Rather than getting too technical about his process, which I am still learning about, this musing is more about the spiritual and aesthetic qualities of a few of my favourite cameraless images from this series.

Camera vision operates as an intelligent function between the human eyes and the totality of understanding in a moment of active awareness. No camera is needed for this experience, only the keen sensibility of the human mind.Walter Chappell

Walter Chappell Squash Blossom

Squash Blossom

These visual poems speak to me in different but similar ways. I appreciate the way that they are not only cohesive as a body of work, but also in spirit. The tonality of these images also feels a lot like infrared film (something that I’ve been specialising in for over 20 years; Discovering Minor White’s work while I was still fairly new to fine art photography/analog printing made a huge impact on mine, and basically changed my entire photographic trajectory) - and I’ve always thought of infrared film as a way of turning things inside out, so I really appreciate that quality as well. Further, when I look at these photographs, I can understand how Walter Chappell related his photography to music. Some of the subtleties that come through in his images almost feel like scales, with shadow and light gently melding together in some images, less gently in others, all lit from within in some way. [Unfortunately, I only had digital access to his images at the time of writing this.]

Bleeding Heart is an image that has haunted me for years. From the soft, feathery midtones to the rich shadows, to the gentle auras surrounding them, the tranquil beauty of this kirlian photograph has a layer of depth that I find extremely intriguing. It truly does resemble a bleeding heart, with the various layers of information appearing as arteries or veins (in lower res, the heart seems to have more of a sadness to it, and truly feels like remnants of a broken heart; in slightly higher res, it feels like a broken, yet healing heart).

Squash Blossom, Metaflora 9, might be my favourite image of the series. I’ve seen other versions of the Squash Blossom, but this particular version is what I consider to be, the true definition of equivalence. The what else it can be aspect of this ethereal, cameraless photograph is so significant, that I can’t decide whether it looks more like a hawk flying over a body of water or perhaps lava or if that’s a spider at the bottom, or if it’s a face. From a distance, it also resembles a human, and I’m sure many of you see other things in this print. Looking closer at the highlights and that pattern that was created in parts of them, they could be clouds, they could be land, the possibilities are endless...

Lately, I have become mesmerised with some of the details that come through ever so softly in Begonia Leaf; a glowing skeleton that reveals just a hint of shadow, in just the right places.

Lately, I have become mesmerised with some of the details that come through ever so softly in Begonia Leaf; a glowing skeleton that reveals just a hint of shadow, in just the right places.

This is an image I really hope to see in person/spend some time with at some point.
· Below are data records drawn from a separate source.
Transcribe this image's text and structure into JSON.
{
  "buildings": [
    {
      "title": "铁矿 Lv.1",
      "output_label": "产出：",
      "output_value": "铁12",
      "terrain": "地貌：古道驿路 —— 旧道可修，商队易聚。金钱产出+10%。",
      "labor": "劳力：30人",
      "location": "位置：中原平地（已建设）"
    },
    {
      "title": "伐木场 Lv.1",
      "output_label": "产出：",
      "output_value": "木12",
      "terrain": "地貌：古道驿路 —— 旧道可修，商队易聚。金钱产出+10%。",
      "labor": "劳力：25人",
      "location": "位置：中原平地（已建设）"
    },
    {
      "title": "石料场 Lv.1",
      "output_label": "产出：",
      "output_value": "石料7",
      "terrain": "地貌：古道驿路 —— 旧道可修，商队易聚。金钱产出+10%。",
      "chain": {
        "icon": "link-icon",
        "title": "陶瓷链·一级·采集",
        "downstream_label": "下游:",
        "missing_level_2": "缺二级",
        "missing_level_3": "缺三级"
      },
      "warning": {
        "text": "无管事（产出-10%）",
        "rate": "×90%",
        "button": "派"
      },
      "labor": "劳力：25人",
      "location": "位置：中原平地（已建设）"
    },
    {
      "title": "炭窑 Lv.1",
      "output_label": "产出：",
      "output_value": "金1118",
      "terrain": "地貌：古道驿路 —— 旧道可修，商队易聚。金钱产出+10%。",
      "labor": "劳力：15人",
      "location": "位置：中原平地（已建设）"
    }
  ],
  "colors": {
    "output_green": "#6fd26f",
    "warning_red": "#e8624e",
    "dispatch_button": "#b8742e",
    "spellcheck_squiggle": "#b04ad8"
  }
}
Powerful, yet quiet at the same time, with a depth, that I think gets a bit lost in translation when seen online.

Walter Chappell Begonia Leaf

Begonia Leaf
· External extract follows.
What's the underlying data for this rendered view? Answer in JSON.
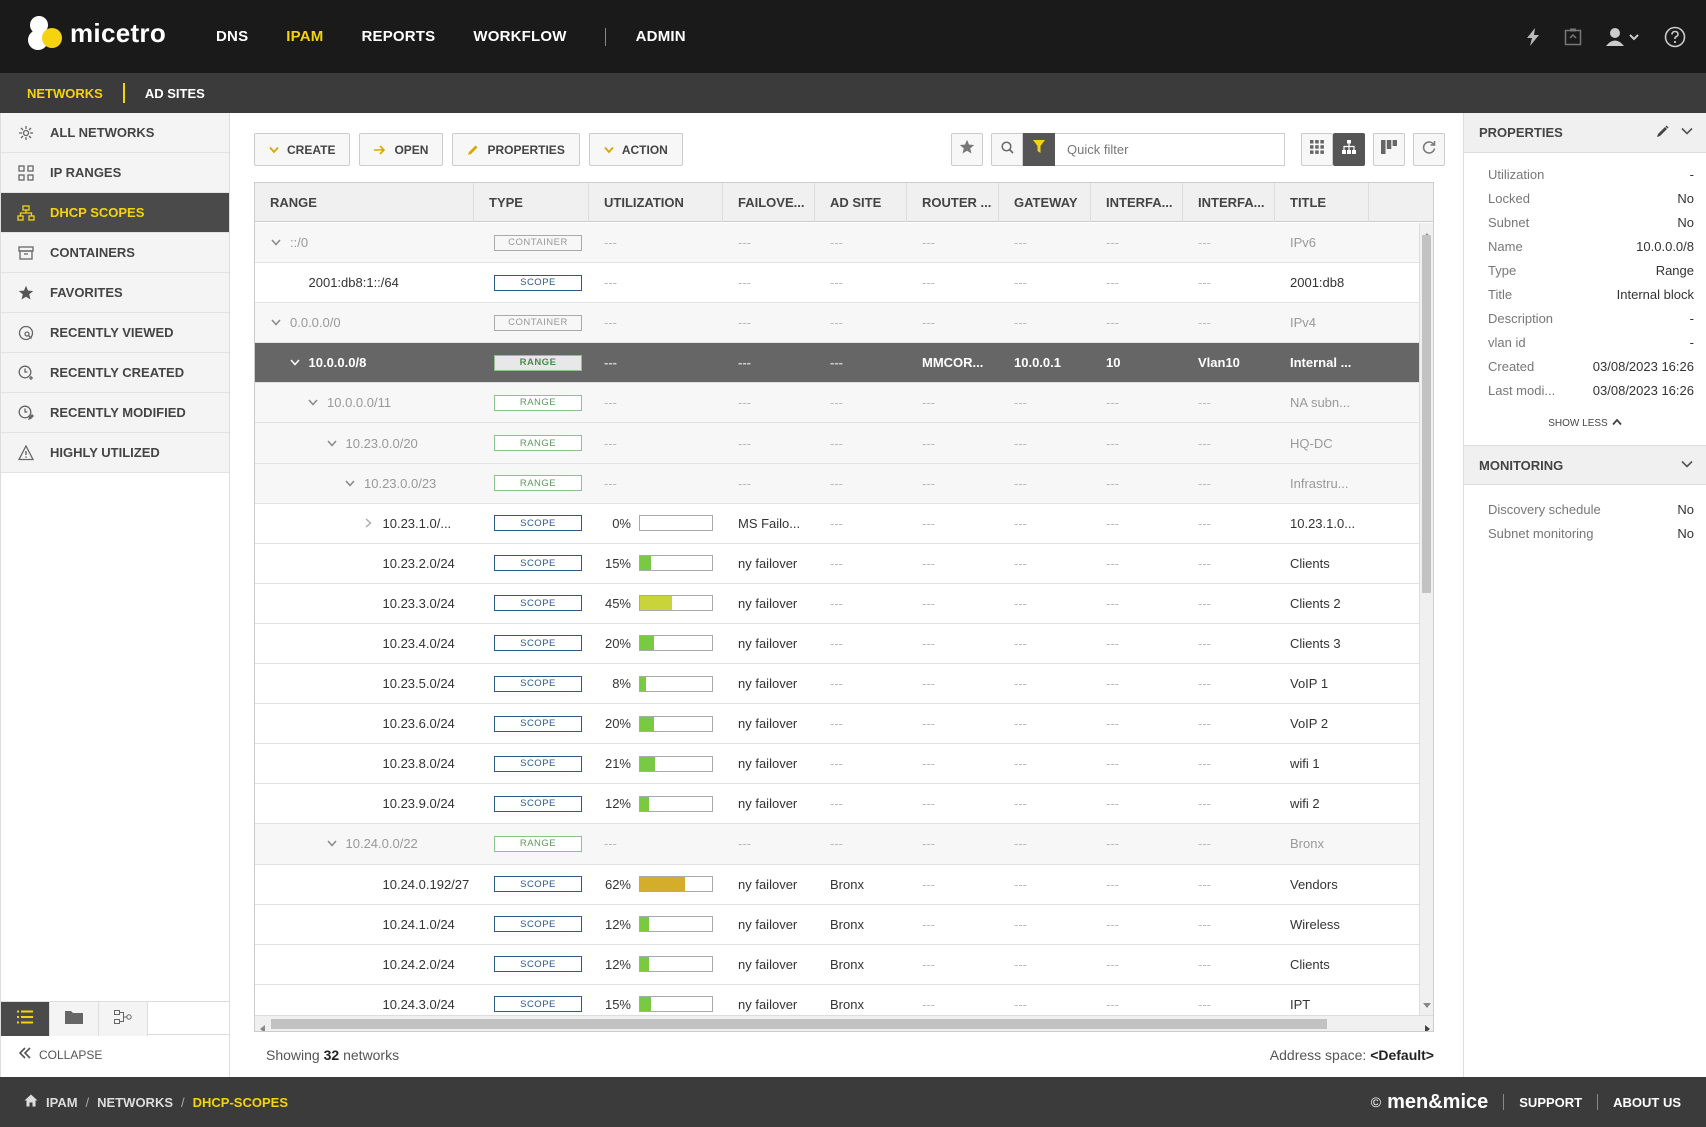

While I find the entire series deeply inspiring, that’s about all the space I have for this end frame article. I encourage those of you who find these digital representations inspiring to try to see the prints in person if you can, or at least get your hands on a copy of one of his books.

I’d like to close with a small request. Revisiting this work has been so inspiring, that I am currently in the process of trying to work out a way to safely use Walter Chappell’s process to make my own electron photographs. If any of you readers can advise on a set up that would be safe/doable in a small home darkroom, I would really appreciate it if you would reach out. Thanks in advance and happy printing!

References

  1. A photography dealer based in Sante Fe, New Mexico: https://www.photographydealers.com/exhibitions/walter-chappell-into-the-light/
  2. https://www.metmuseum.org/art/collection/search/267451